PROVIDED RECORDS:
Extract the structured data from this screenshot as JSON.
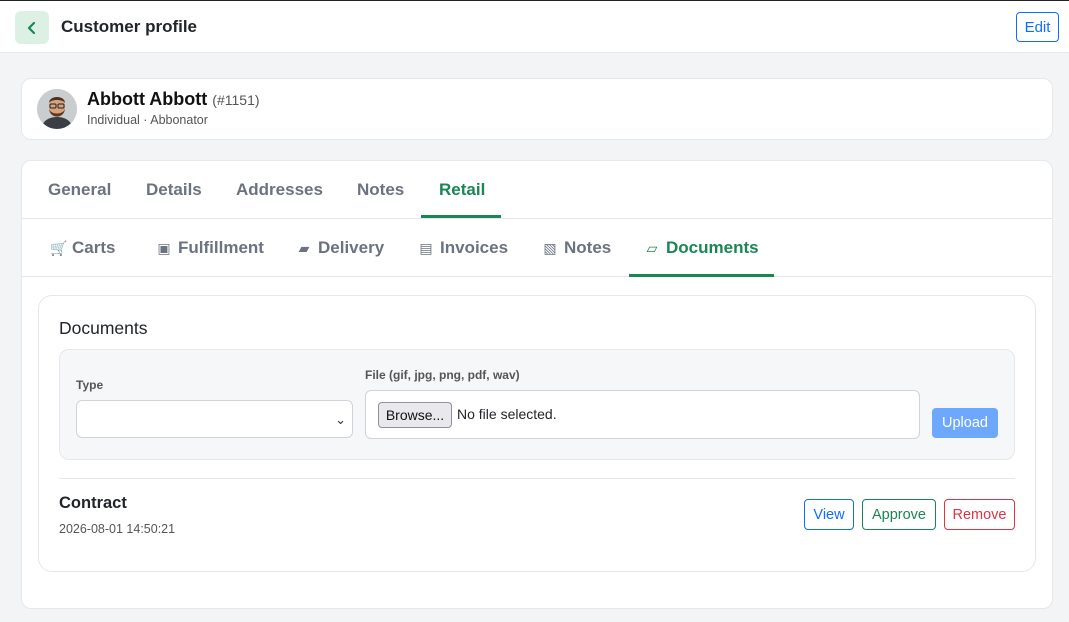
{
  "header": {
    "title": "Customer profile",
    "edit_label": "Edit"
  },
  "profile": {
    "name": "Abbott Abbott",
    "id": "(#1151)",
    "subtitle": "Individual · Abbonator"
  },
  "main_tabs": [
    {
      "label": "General",
      "active": false
    },
    {
      "label": "Details",
      "active": false
    },
    {
      "label": "Addresses",
      "active": false
    },
    {
      "label": "Notes",
      "active": false
    },
    {
      "label": "Retail",
      "active": true
    }
  ],
  "sub_tabs": [
    {
      "label": "Carts",
      "icon": "cart-icon",
      "glyph": "🛒",
      "active": false
    },
    {
      "label": "Fulfillment",
      "icon": "fulfillment-icon",
      "glyph": "▣",
      "active": false
    },
    {
      "label": "Delivery",
      "icon": "delivery-icon",
      "glyph": "▰",
      "active": false
    },
    {
      "label": "Invoices",
      "icon": "invoices-icon",
      "glyph": "▤",
      "active": false
    },
    {
      "label": "Notes",
      "icon": "notes-icon",
      "glyph": "▧",
      "active": false
    },
    {
      "label": "Documents",
      "icon": "documents-icon",
      "glyph": "▱",
      "active": true
    }
  ],
  "documents": {
    "title": "Documents",
    "type_label": "Type",
    "type_value": "",
    "file_label": "File (gif, jpg, png, pdf, wav)",
    "browse_label": "Browse...",
    "file_status": "No file selected.",
    "upload_label": "Upload",
    "items": [
      {
        "name": "Contract",
        "date": "2026-08-01 14:50:21",
        "view_label": "View",
        "approve_label": "Approve",
        "remove_label": "Remove"
      }
    ]
  },
  "colors": {
    "accent_green": "#198754",
    "primary_blue": "#0d6efd",
    "danger_red": "#dc3545",
    "upload_blue": "#6ea8fe",
    "back_button_bg": "#dcf1e3"
  }
}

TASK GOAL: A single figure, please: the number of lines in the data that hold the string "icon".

EXPECTED ANSWER: 6